As a ten year old moving to the United States from India, I suddenly found myself in a cultural clash of two totally different worlds. I was taken aback by how different everything seemed in Houston from back home. It was not long before I realized just how different I was too. All I wanted then was to assimilate into the American society. I longed to fit in with everyone else in my middle school and be acknowledged by my peers as one of their own.

Insecurity and the desire to fit in are probably true for most teenagers, but my quest for acceptance extended beyond just wearing popular brands of clothing or hanging out with the ‘cool’ kids. I hated how I spoke, the way my words came out, pronunciations heavily enunciated with my Indian accent, and I despised my frizzy black hair that stood out in a crowd. I dreaded the moment a teacher would pick on me, and I would have to answer a question in front of the whole class. I even tried to dress and act like the rest of my friends did. However, no matter how hard I tried, I could not be this idealized image of myself that I felt everyone would accept. I could only be me, the real version of it.

In time, I came to acknowledge, even treasure, the differences in me that made me stand out from others. I came to love my hair and after a while, my accent disappeared by itself. I may not be from the same part of the world as my friends are, but where I come from is a fundamental part of who I am. Being comfortable in my own skin gave me the strength to put myself out there more and not be afraid to be the first one to start a conversation with a classmate. When I stopped hiding under a cloak of pretension and started to expose more of myself to people, I ended up forming many new relationships and friendships that I was so close to never finding.

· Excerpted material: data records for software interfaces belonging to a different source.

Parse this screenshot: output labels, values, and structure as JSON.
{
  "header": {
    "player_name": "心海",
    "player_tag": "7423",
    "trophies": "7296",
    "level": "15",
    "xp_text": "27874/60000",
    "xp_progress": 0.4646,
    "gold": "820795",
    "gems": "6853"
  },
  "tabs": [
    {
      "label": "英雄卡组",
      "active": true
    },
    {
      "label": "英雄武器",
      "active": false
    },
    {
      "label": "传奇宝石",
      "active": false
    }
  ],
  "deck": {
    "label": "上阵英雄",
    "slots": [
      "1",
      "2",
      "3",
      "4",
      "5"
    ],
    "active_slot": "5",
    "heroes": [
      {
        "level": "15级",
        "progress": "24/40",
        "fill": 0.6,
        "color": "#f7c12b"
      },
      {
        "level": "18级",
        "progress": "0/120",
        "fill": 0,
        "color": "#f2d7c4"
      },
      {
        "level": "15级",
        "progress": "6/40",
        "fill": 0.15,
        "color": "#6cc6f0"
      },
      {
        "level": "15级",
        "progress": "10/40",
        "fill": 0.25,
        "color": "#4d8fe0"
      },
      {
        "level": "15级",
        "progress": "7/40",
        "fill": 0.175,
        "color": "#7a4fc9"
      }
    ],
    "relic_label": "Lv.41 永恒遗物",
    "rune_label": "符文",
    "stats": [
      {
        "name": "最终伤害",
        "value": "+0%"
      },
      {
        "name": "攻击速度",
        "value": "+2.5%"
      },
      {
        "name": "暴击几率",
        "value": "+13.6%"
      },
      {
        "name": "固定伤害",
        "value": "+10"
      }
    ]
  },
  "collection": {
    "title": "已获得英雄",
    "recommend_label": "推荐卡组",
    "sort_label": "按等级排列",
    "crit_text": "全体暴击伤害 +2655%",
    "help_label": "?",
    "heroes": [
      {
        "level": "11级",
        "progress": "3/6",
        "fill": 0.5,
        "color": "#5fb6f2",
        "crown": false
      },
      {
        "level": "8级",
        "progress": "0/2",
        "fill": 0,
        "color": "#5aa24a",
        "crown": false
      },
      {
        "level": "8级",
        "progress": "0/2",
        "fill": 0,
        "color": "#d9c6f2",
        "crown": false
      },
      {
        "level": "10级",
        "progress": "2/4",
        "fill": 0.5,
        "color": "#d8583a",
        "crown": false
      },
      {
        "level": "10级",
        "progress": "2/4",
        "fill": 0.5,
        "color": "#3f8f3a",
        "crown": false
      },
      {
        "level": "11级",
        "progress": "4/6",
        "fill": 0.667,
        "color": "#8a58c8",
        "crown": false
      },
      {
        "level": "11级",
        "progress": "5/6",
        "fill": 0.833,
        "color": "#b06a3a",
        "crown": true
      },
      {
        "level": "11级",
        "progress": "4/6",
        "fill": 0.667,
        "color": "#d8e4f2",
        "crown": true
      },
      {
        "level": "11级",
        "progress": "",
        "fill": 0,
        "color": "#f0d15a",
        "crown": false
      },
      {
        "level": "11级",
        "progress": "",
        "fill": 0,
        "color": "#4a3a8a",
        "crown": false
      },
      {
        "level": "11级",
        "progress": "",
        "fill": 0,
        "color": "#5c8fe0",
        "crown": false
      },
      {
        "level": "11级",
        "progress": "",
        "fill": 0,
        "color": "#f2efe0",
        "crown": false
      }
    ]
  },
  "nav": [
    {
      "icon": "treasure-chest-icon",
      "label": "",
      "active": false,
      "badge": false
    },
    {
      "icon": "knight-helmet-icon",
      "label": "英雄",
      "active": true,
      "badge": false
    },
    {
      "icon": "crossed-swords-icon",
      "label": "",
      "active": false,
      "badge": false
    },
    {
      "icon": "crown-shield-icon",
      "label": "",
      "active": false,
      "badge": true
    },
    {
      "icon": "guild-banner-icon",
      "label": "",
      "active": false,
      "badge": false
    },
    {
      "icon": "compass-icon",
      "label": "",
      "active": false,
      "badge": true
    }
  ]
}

When I appreciated my background, it made it easier for others to embrace who I am as well. Going to a school, where at first, I felt like a complete stranger, helped me accept the qualities that me an individual. I can never go back to posing, because now I know there is nothing more liberating than being happy with exactly who I am as a person.